== TASK DATA

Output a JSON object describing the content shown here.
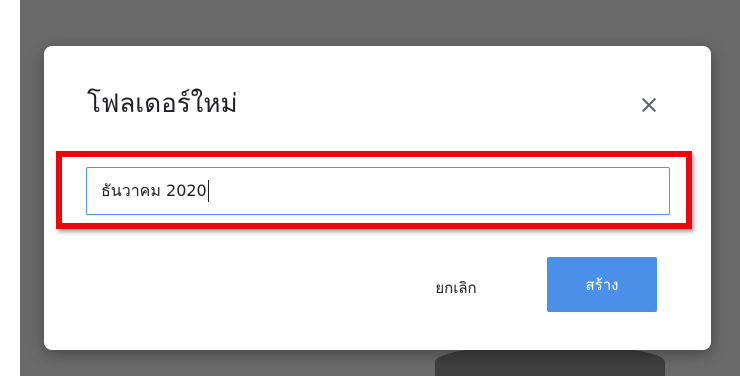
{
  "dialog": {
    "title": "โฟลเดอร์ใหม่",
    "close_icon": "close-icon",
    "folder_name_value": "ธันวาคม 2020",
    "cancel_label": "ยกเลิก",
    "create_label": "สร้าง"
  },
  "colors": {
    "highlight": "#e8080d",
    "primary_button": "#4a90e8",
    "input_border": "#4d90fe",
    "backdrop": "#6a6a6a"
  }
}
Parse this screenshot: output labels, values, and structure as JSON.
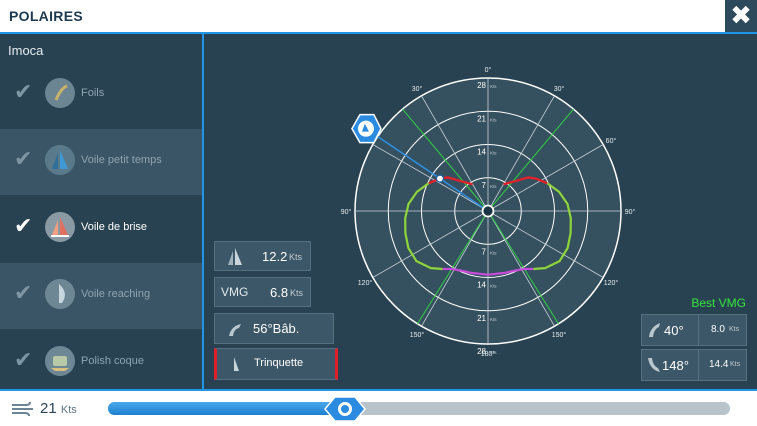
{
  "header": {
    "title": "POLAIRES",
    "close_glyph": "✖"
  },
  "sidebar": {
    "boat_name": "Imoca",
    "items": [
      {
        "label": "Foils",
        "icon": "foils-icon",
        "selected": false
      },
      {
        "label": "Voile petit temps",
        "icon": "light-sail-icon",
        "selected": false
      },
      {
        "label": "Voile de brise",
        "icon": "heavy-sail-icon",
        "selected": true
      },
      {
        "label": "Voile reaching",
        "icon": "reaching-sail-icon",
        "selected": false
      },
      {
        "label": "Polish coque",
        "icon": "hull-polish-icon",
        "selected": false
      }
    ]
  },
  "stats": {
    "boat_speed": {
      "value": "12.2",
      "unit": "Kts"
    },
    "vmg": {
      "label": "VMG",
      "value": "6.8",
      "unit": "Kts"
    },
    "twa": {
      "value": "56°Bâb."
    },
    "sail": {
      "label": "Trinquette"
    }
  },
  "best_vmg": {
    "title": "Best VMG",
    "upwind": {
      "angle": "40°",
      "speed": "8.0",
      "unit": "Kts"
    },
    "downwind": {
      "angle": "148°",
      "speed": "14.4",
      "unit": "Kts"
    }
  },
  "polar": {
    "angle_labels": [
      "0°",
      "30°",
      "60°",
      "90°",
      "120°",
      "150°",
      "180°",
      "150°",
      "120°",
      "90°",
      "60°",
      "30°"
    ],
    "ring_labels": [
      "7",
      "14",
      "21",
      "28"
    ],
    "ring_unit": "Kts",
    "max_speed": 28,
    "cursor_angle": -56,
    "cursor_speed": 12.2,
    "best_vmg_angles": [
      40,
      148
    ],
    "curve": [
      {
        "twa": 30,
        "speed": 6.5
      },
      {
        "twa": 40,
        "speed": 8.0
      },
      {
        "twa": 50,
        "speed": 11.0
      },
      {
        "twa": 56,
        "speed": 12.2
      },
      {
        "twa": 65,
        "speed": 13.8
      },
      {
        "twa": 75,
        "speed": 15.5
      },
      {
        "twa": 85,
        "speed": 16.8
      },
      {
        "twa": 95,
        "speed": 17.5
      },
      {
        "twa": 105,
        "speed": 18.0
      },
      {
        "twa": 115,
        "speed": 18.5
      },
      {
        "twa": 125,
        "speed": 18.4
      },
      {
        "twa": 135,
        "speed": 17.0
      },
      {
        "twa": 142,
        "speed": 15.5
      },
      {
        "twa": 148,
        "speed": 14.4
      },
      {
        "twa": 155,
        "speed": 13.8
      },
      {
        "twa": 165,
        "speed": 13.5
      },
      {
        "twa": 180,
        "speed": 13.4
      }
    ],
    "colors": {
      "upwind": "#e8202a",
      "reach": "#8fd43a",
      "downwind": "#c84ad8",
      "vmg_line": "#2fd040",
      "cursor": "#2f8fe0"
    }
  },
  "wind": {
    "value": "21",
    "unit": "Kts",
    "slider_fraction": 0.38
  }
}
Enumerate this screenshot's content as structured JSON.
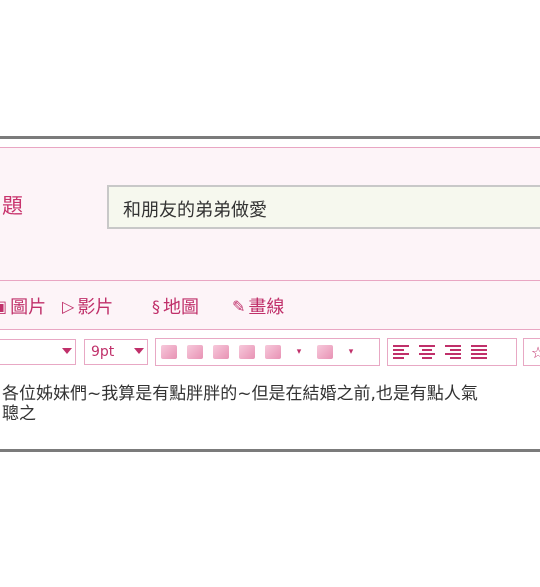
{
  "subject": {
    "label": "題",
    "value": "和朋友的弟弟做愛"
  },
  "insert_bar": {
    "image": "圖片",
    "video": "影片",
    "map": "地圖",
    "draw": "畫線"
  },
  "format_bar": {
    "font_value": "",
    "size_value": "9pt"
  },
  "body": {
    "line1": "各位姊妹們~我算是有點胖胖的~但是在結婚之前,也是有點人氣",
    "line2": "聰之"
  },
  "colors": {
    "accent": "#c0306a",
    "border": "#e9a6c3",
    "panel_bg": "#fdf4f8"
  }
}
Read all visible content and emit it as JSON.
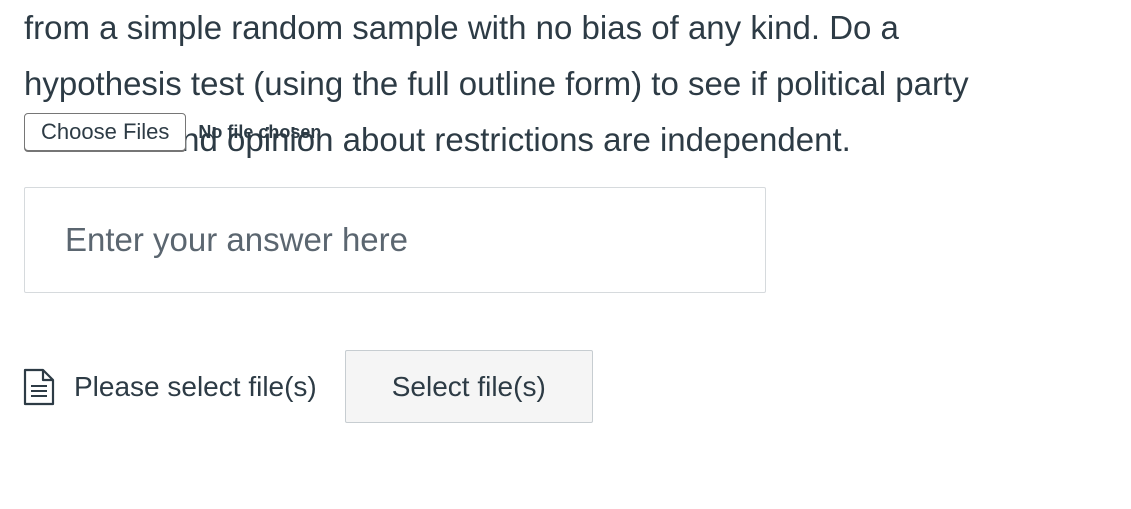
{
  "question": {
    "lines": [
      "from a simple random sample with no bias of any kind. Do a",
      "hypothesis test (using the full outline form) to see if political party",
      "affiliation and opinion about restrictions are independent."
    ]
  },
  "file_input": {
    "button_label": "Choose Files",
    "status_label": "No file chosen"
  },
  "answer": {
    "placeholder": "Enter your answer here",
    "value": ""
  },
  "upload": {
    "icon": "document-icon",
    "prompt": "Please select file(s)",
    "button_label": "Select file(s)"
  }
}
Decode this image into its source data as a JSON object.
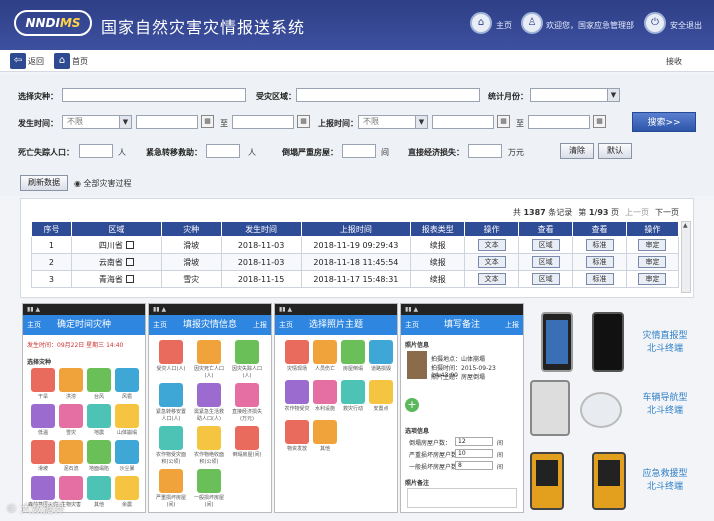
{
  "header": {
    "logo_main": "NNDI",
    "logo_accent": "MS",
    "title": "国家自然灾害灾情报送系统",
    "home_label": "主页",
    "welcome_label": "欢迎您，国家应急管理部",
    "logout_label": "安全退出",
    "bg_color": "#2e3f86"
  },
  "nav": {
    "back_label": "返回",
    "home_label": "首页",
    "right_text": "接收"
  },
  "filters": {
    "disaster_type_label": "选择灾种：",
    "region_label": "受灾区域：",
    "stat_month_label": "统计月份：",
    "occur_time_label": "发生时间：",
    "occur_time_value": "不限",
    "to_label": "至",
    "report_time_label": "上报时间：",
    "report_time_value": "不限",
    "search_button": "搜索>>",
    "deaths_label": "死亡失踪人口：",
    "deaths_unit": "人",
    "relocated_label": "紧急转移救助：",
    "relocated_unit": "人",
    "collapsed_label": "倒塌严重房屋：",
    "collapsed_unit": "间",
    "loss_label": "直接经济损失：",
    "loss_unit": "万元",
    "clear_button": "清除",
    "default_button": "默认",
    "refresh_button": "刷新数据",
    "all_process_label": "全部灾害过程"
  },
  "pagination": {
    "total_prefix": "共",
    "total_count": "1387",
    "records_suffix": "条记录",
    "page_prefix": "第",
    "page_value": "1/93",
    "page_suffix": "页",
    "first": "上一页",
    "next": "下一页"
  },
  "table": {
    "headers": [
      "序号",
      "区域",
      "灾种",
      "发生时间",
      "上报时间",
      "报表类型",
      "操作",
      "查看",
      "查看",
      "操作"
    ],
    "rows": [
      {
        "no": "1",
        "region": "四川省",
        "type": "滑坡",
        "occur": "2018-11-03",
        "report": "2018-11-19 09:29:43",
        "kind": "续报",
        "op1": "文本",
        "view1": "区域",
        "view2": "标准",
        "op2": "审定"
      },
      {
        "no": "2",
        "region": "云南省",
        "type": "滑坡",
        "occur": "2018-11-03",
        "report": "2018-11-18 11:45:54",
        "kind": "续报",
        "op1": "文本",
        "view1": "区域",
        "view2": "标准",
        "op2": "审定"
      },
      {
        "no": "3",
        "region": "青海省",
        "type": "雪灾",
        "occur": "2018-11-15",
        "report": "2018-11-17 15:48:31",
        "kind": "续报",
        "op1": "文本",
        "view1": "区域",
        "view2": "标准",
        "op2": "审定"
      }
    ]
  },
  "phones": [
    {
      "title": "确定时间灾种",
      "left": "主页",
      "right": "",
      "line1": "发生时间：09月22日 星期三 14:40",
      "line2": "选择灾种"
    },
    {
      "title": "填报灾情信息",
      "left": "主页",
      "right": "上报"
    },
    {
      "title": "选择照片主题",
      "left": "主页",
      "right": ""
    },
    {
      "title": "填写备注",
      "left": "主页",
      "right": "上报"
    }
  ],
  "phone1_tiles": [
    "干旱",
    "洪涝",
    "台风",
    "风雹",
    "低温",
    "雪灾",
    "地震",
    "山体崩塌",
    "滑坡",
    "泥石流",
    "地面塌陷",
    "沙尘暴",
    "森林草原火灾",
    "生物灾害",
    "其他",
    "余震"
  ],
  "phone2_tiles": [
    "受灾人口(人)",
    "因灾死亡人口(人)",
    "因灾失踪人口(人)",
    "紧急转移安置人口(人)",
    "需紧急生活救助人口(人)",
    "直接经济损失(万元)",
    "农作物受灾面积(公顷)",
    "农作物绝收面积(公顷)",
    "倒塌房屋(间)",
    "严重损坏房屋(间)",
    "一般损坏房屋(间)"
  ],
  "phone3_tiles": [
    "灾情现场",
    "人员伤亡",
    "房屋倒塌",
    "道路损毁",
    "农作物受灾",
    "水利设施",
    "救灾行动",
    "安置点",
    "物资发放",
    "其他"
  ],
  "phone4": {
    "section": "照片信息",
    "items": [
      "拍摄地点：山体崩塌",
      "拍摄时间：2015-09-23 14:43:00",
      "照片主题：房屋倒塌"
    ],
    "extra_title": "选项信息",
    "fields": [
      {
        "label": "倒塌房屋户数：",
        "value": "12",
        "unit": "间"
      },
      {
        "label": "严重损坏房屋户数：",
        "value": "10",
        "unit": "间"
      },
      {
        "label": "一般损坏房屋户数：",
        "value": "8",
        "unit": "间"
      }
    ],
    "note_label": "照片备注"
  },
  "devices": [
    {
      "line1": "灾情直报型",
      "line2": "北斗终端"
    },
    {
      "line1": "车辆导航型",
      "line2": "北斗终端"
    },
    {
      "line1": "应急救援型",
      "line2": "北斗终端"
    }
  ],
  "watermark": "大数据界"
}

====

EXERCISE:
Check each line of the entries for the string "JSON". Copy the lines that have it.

RESULT FOR THIS TASK:
Output a JSON object describing the content shown here.
Parse this screenshot: output labels, values, and structure as JSON.
Enumerate this screenshot's content as structured JSON.
Read all visible content and emit it as JSON.
Decode this image into its source data as a JSON object.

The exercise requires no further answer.